Since 1 October 2013, all new London developments are required to show how they meet a target to reduce CO2 emissions by 40% beyond 2010 Building Regulations. If you are not London based, please keep reading as what happens in London is likely to follow-on in the regions not too far down the road.
The requirements are set out in draft supplementary Planning Guidance for Sustainable, Design and Construction and GLA guidance on Preparing Energy Assessments.
So what has changed? There are two major implications. Firstly, more detailed assessment is now required to inform the design and planning application; secondly, a new carbon tax will apply when a development is unable to meet the 40% target.
However, the target is being applied very differently across London. We are seeing evidence of a great deal of variation in the related Carbon Tax with estimates ranging from £46 to £90 per tonne of CO2. We are also seeing variation in the time period being set, 30 years is suggested within the guidance.
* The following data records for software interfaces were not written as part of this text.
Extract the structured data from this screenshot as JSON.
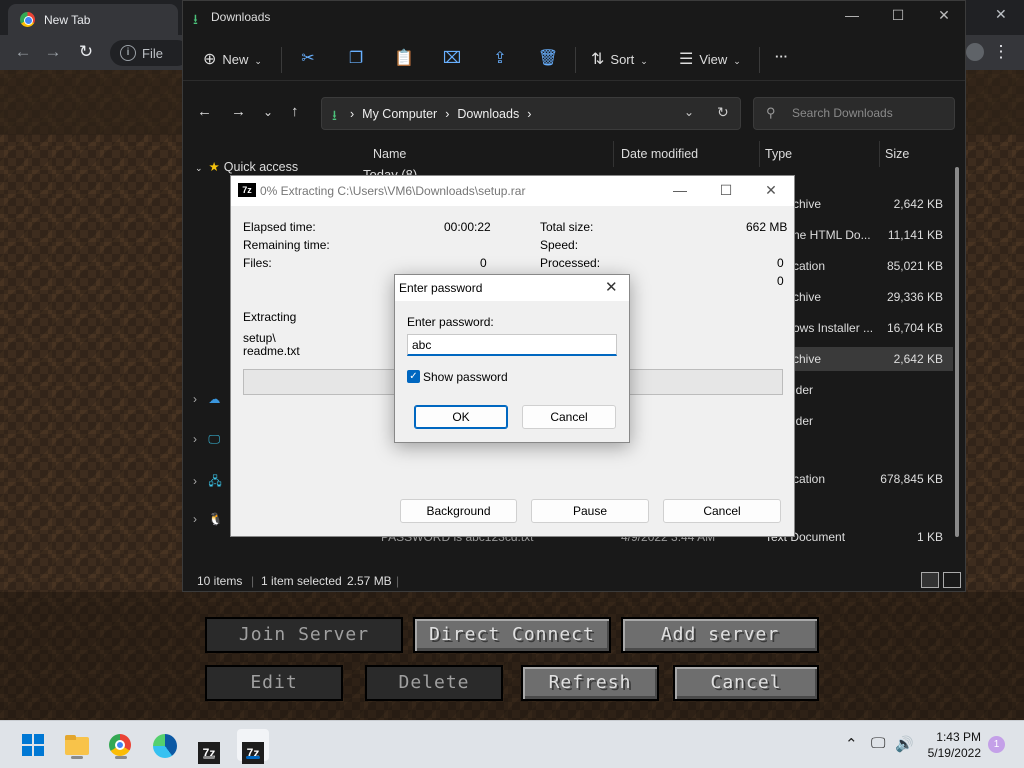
{
  "chrome": {
    "tab_title": "New Tab",
    "omnibox_text": "File"
  },
  "explorer": {
    "title": "Downloads",
    "cmd": {
      "new_label": "New",
      "sort_label": "Sort",
      "view_label": "View",
      "more_label": "···"
    },
    "breadcrumb": [
      "My Computer",
      "Downloads"
    ],
    "search_placeholder": "Search Downloads",
    "nav": {
      "quick_access": "Quick access"
    },
    "columns": {
      "name": "Name",
      "date": "Date modified",
      "type": "Type",
      "size": "Size"
    },
    "group_header": "Today (8)",
    "rows": [
      {
        "type": "chive",
        "size": "2,642 KB"
      },
      {
        "type": "ne HTML Do...",
        "size": "11,141 KB"
      },
      {
        "type": "cation",
        "size": "85,021 KB"
      },
      {
        "type": "chive",
        "size": "29,336 KB"
      },
      {
        "type": "ows Installer ...",
        "size": "16,704 KB"
      },
      {
        "type": "chive",
        "size": "2,642 KB"
      },
      {
        "type": "lder",
        "size": ""
      },
      {
        "type": "lder",
        "size": ""
      },
      {
        "type": "cation",
        "size": "678,845 KB"
      }
    ],
    "last_row": {
      "name": "PASSWORD is abc123cd.txt",
      "date": "4/9/2022 3:44 AM",
      "type": "Text Document",
      "size": "1 KB"
    },
    "status": {
      "items": "10 items",
      "selected": "1 item selected",
      "size": "2.57 MB"
    }
  },
  "zip": {
    "title": "0% Extracting C:\\Users\\VM6\\Downloads\\setup.rar",
    "elapsed_label": "Elapsed time:",
    "elapsed_value": "00:00:22",
    "remaining_label": "Remaining time:",
    "files_label": "Files:",
    "files_value": "0",
    "total_label": "Total size:",
    "total_value": "662 MB",
    "speed_label": "Speed:",
    "processed_label": "Processed:",
    "processed_value": "0",
    "fourth_value": "0",
    "extracting_label": "Extracting",
    "path_line1": "setup\\",
    "path_line2": "readme.txt",
    "progress_percent": 0,
    "background_btn": "Background",
    "pause_btn": "Pause",
    "cancel_btn": "Cancel"
  },
  "password_dialog": {
    "title": "Enter password",
    "label": "Enter password:",
    "value": "abc",
    "show_password_label": "Show password",
    "show_password_checked": true,
    "ok": "OK",
    "cancel": "Cancel"
  },
  "minecraft": {
    "join_server": "Join Server",
    "direct_connect": "Direct Connect",
    "add_server": "Add server",
    "edit": "Edit",
    "delete": "Delete",
    "refresh": "Refresh",
    "cancel": "Cancel"
  },
  "taskbar": {
    "time": "1:43 PM",
    "date": "5/19/2022",
    "notification_count": "1"
  }
}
The additional cost incurred is being secured through s106 contributions into an offsetting fund to deliver carbon savings elsewhere or potentially through other projects being undertaken by the developer.
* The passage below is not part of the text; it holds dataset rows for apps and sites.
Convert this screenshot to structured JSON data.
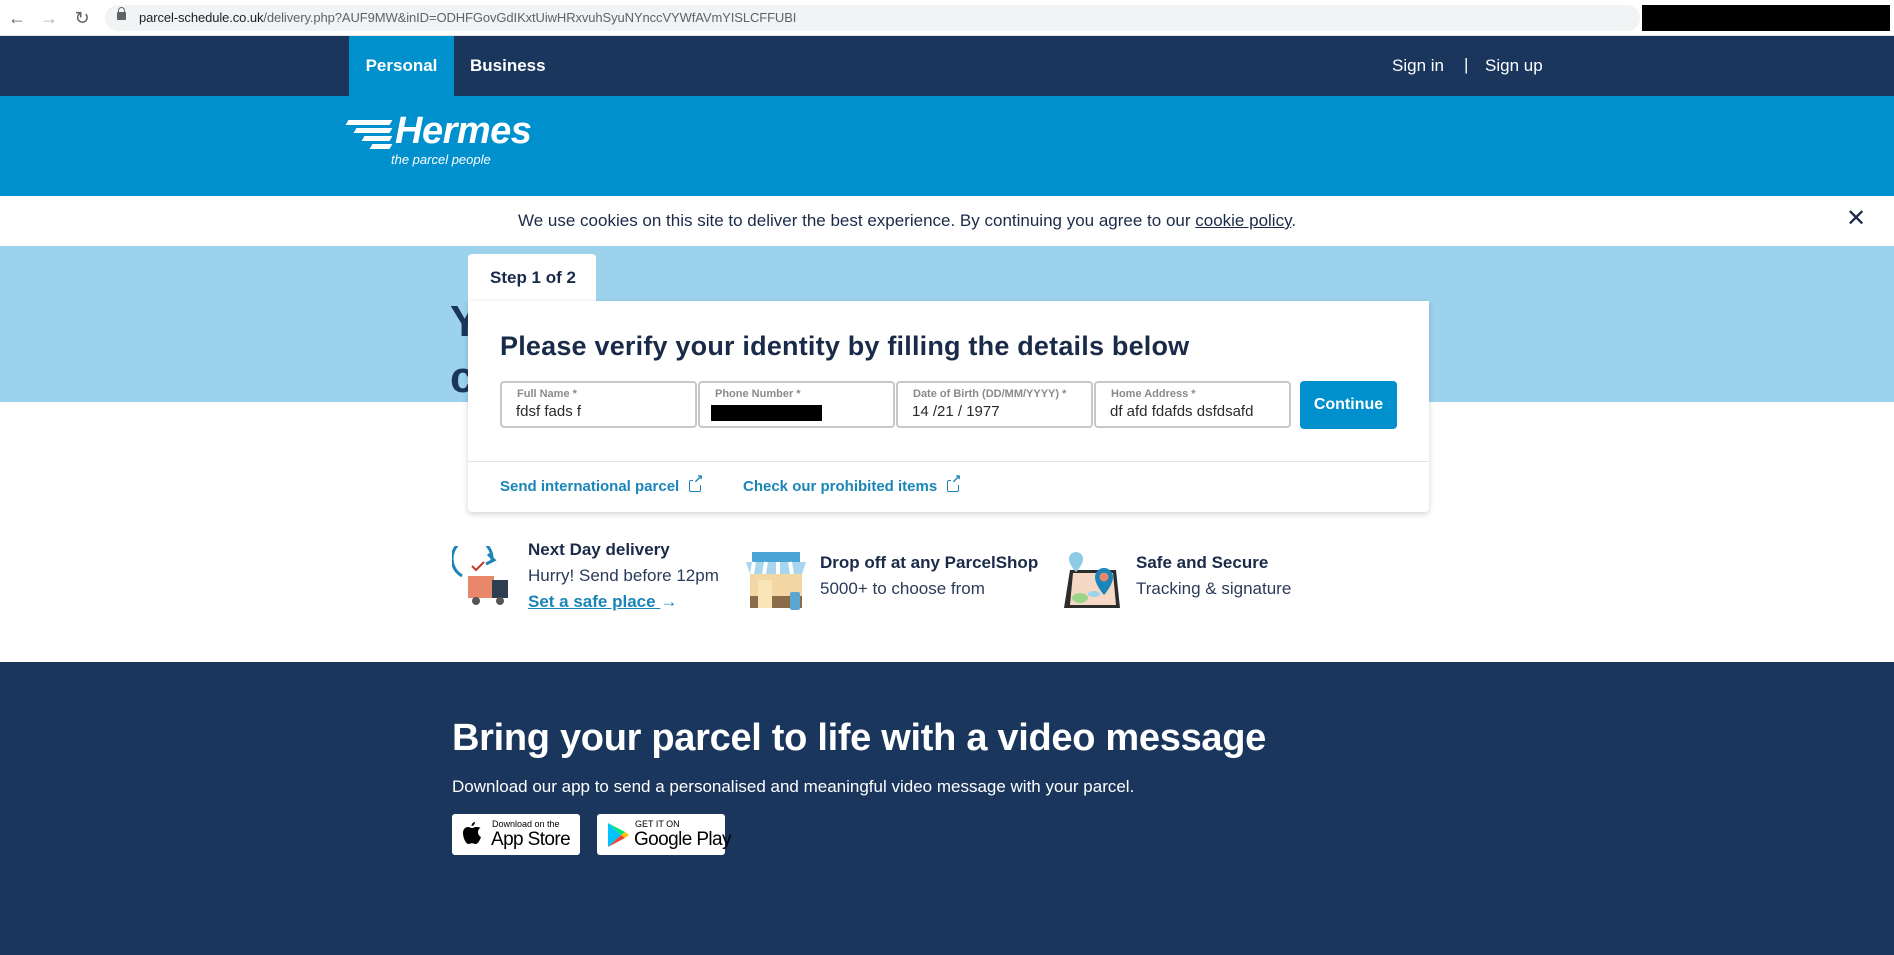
{
  "browser": {
    "url_domain": "parcel-schedule.co.uk",
    "url_path": "/delivery.php?AUF9MW&inID=ODHFGovGdIKxtUiwHRxvuhSyuNYnccVYWfAVmYISLCFFUBI",
    "back_icon": "arrow-left",
    "forward_icon": "arrow-right",
    "reload_icon": "reload"
  },
  "nav": {
    "tabs": [
      {
        "label": "Personal",
        "active": true
      },
      {
        "label": "Business",
        "active": false
      }
    ],
    "sign_in": "Sign in",
    "separator": "|",
    "sign_up": "Sign up"
  },
  "brand": {
    "name": "Hermes",
    "tagline": "the parcel people"
  },
  "cookie": {
    "text": "We use cookies on this site to deliver the best experience. By continuing you agree to our ",
    "link": "cookie policy",
    "end": ".",
    "close_icon": "close"
  },
  "hero": {
    "hidden_heading": "Y c"
  },
  "form": {
    "step": "Step 1 of 2",
    "title": "Please verify your identity by filling the details below",
    "fields": [
      {
        "label": "Full Name *",
        "value": "fdsf fads f"
      },
      {
        "label": "Phone Number *",
        "value": "",
        "redacted": true
      },
      {
        "label": "Date of Birth (DD/MM/YYYY) *",
        "value": "14 /21 / 1977"
      },
      {
        "label": "Home Address *",
        "value": "df afd fdafds dsfdsafd"
      }
    ],
    "continue_label": "Continue",
    "links": [
      {
        "label": "Send international parcel",
        "icon": "external-link"
      },
      {
        "label": "Check our prohibited items",
        "icon": "external-link"
      }
    ]
  },
  "features": [
    {
      "title": "Next Day delivery",
      "subtitle": "Hurry! Send before 12pm",
      "link": "Set a safe place",
      "link_arrow": "→",
      "icon": "delivery-van"
    },
    {
      "title": "Drop off at any ParcelShop",
      "subtitle": "5000+ to choose from",
      "icon": "parcel-shop"
    },
    {
      "title": "Safe and Secure",
      "subtitle": "Tracking & signature",
      "icon": "map-pin"
    }
  ],
  "promo": {
    "title": "Bring your parcel to life with a video message",
    "subtitle": "Download our app to send a personalised and meaningful video message with your parcel.",
    "app_store": {
      "small": "Download on the",
      "big": "App Store"
    },
    "google_play": {
      "small": "GET IT ON",
      "big": "Google Play"
    }
  },
  "colors": {
    "navy": "#1a365d",
    "brand_blue": "#0090cd",
    "light_blue": "#9dd2ec",
    "link_blue": "#1a85b8"
  }
}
If you are a developer, you are likely to have concerns about meeting the new target and the potential negative impact this will have on your project, especially in relation to sites:
- With limited potential to connect to existing or future decentralised energy networks;
- With significant constraints such as high flood risk;
- Within a conservation area;
- Where a listed building is involved.
The best way to mitigate the potential impact on project viability is to assess the potential implications, and your options, at the earliest possible stage.
If you would like to discuss the potential commercial impact of this new carbon tax on your projects, please call Iain Fraser on 0203 544 3998 or email email@example.com.